The U.S. Navy has developed an anti-submarine task force comprised of destroyers of the Arleigh Burke-class. The force will be available on short notice to perform operations in the North Atlantic Ocean. On Sept. 1, 2021, this new anti-submarine force, formally dubbed Task Group Greyhound, achieved initial operational capability.
Greyhound will be a rotating force with four Arleigh Burkes destroyers assigned to it on a 24-hour basis. These warships will be employed to counter any potential danger.
Russian Submarine Threat
The Russian Navy is in the course of acquiring new nuclear-powered submarines that are more capable and quieter the previous ones. For several years, U.S. Navy and other U.S. military officials have repeatedly stated that the threat posed by Russia’s submarine fleet is growing, particularly along the U.S. East Coast. U.S. Air Force General Glen VanHerck, commander of US Northern Command (NORTHCOM), stated earlier this year during a Congressional hearing, “Within five years, they’ll have eight to nine of those submarines, which will be a persistent proximate threat off of our East and West Coasts that we’ve never had before.” VanHerck was pointing to Russia’s nuclear-powered Yasen & Yasen M class guided-missile submarines, which he described as “on a par with ours.”
Arleigh Burke’s Destroyers Anti-Submarine Capabilities
Arleigh Burke’s destroyers are equipped with AN/SQS-53C active sonar system and AN/SQR-19 tactical towed array sonar system. These can be used to control and guide anti-submarine warfare. Each of these warships is equipped with 96 M.K. 41 Vertical Launch System cells, some of which are employed to carry the VL-ASROC anti-submarine missile with a range of 13 miles or 22 kilometers. Additionally, the battleship is armed with two Mark 32 triple torpedo tubes capable of firing Mark 46, Mark 50, or Mark 54 light torpedoes. Thus, Arleigh Burke destroyers are technically well-equipped to detect, track, and destroy hostile submarines.
Greyhound Force Structure
Greyhound is currently assigned to the USS Thomas Hudner (DDG-116) and the USS Donald Cook (DDG-75). In addition, the USS The Sullivans (DDG-68), which is currently assigned to the multinational carrier strike group based on the Royal Navy’s HMS Queen Elizabeth in the United Kingdom, is scheduled to join the unit upon its return to the United States in January. Additionally, the task group will be expanded later next year with the addition of the USS Cole (DDG-67) and USS Gravely (DDG-107), while the USS Donald Cook will be released for planned maintenance.

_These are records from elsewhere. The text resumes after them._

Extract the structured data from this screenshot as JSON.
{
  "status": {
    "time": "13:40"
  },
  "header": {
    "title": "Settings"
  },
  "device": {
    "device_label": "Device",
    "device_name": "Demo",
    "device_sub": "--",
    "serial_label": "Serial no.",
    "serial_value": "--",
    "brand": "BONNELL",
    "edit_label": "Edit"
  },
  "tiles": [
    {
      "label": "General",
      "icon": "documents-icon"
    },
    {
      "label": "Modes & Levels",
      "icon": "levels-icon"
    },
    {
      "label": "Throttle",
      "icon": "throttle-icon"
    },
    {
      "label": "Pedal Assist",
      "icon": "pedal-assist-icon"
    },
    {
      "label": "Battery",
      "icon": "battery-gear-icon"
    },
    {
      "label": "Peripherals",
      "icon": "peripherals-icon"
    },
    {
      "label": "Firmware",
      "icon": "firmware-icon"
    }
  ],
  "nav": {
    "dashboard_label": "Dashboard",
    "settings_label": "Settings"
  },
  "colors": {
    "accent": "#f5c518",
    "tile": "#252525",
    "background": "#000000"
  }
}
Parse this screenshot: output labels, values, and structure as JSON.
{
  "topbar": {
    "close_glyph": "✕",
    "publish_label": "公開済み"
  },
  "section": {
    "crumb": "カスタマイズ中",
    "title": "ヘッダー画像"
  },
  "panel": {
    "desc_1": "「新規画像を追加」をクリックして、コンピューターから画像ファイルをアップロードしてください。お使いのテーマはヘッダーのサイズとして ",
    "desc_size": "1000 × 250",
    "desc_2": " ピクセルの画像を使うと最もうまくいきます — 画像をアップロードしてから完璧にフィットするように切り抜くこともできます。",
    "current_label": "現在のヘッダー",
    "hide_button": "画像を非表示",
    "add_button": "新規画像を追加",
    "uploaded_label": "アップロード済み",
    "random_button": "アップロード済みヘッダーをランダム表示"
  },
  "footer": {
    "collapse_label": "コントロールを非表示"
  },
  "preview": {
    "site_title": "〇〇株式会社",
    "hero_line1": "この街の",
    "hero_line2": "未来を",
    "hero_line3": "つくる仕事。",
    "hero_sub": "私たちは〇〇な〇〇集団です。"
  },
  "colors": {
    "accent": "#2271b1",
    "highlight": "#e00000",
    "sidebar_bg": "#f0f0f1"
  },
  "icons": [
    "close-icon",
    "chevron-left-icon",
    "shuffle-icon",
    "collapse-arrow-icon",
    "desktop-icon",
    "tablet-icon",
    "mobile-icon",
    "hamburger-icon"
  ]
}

“The Greyhound idea is that we bring in ships that have already deployed and are the most prepared and experienced,” Rear Admiral McLane told USNI News. Several months ago, the U.S. Navy’s top submarine officer, Rear Admiral Dave Johnson, remarked, “We’ll face some formidable adversaries.” One need look to Russia’s version of a nuclear-guided missile submarine, the Severodvinsk [first vessel of the Yasen class] (SSGN). ” He was so taken with this ship that he made a replica using declassified data to view it every day on his way to work.” Not only that, a top NATO official recently stated that Russian submarine activity has been at its most incredible level since the Cold War.
Russia has increased the size of its subsea fleet and expanded the extent of its operations, particularly in the eastern Mediterranean and near-critical transatlantic communication cables. A resurgent Russia is a head-scratcher for the U.S. and NATO, all the more so when China is making extremely aggressive movements in the Indo-Pacific. It will be interesting to observe how events unfold in the following days.
Check out Naval Library App to find out more about the specifications of the Arleigh Burke-class submarines.